The first time Jim and Perrin looked at the Grand Street co-ops, his worries were well-founded. While the couple could afford the purchase price, drumming up the hefty 20% downpayment proved “a big barrier,” says Jim. Instead, they bought a small apartment south of Union Square for a comparable price – but with a much more feasible 10% down.
Both Jim and Perrin work downtown, so staying below 14th Street was imperative. They nested into their new apartment happily until baby Mason, now 21 months old, was conceived: Three people in one small studio seemed a sure formula for discomfort. “Grand Street was the first spot that came to mind,” says Jim. Confident that the profits from the sale of their “uptown” co-op would cover a 20% down payment, Jim and Perrin began to look again on the Lower East Side.
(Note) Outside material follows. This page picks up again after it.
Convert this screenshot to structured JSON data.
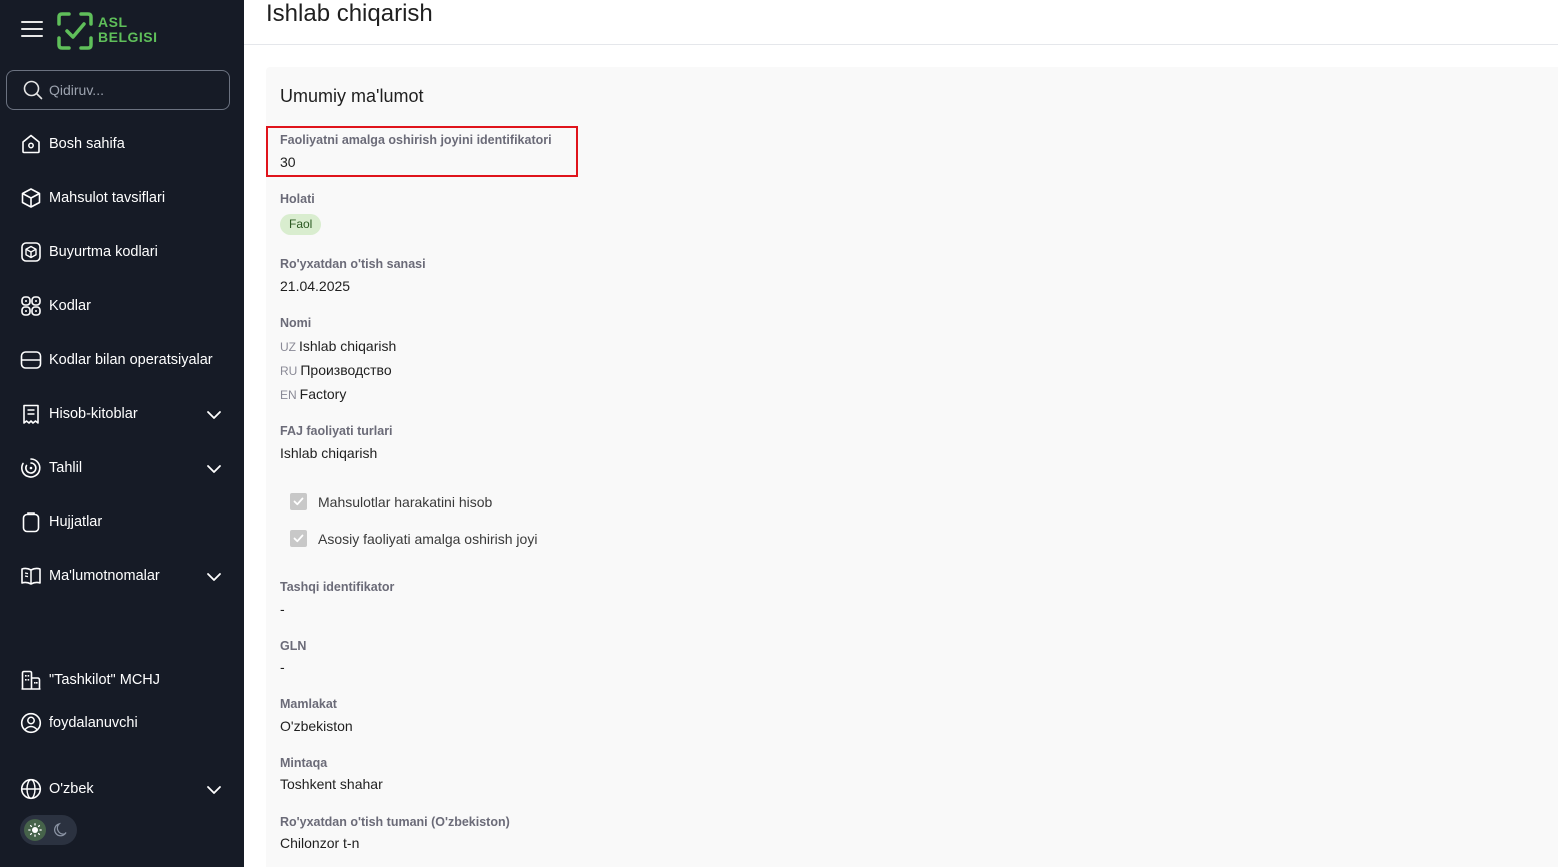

When they first saw what’s now their apartment, Jim was stunned. Despite the high floor and sweeping southern exposure, the straight-lined rooms were dim at midday. But as a construction professional and project manager for Goldman, Sachs, Jim saw beyond the 60’s-era geometrics. “It was a no-brainer,” he says now. “I knew I could rip the walls down and the place would be awesome.” Ripping down the walls was only the beginning. With the help of a general contractor, Jim and Perrin tore up the floor and laid a new one, renovated the existing bathroom and built a new half-bath, and created an office/nursery space for Mason. “It’s a complete gut renovation” says Jim, who’s “still doing some tweaking” a year after moving in. His latest project? Stripping the apartment’s metal door. “There were over 15 layers of paint on my front door,” he says, laughing. “I’ve been working on that door every weekend for the last two months.”
As a construction professional, Jim wasn’t daunted by the inevitable delays (and cost overruns) of the job. He says that anyone contemplating renovating their co-op should be sure to develop a “solid budget” before starting the job. “People always underestimate both the time and the money involved,” he says. “Whatever you think you’re going to spend, double it, for time and money.” And be ready for some emotional moments. “The smallest detail can push you over the edge. It’s emotional, because it’s your home.”
He also suggests that new owners take advantage of their super’s knowledge of local contractors. “There’s no need to reinvent the wheel. Use your property manager’s super as a resource: Go to them first, to ask about who’s doing work in the building and who’s a reputable contractor.” Building a relationship with the super means fewer contractor super turf wars – and contractors with knowledge of the buildings’ myriad idiosyncrasies can save consumers time, money, and significant grief.
“We picked the Lower East Side” for its easy access to work and Mason’s daycare, and for the lower-key neighborhood feel. “We’ve got some really good friendships going now,” Jim adds, made mainly in the playground and in the co-op’s lobby level playroom – a haven for young families during winter and on rainy days. “There are a lot of families with kids the same age” who followed a similar real estate trajectory from the East Village to the Lower East Side. Even the takeout situation’s improving, as many downtown restaurants, aware of the demographic evolution in the Grand Street co-ops (and of their bottom line, too) now deliver to the Lower East Side. “I like it here a lot,” says Jim. “It’s gotten a little more hip, and it’s getting cooler every day.”
Living in the co-op has been one of the neighborhood’s most pleasant surprises. Unlike most New York apartment dwellers, Jim and Perrin know all of their neighbors on the 20th floor, and most everyone on the two floors below. “When we moved in, every one of our neighbors stopped by to say hello. People were really nice, neighborly – at Union Square, everyone kept to themselves.”
Oh, and about that new beginning: After many years together, and the birth of their son Mason in 2003, Jim and Perrin just got hitched, in late May, in double ceremonies at City Hall and in San Miguel, Mexico. The couple plans to celebrate their union for a good, long while – straight through the Fourth of July, when their expansive terrace doubles as an eye-level viewing platform for the spectacular East River fireworks.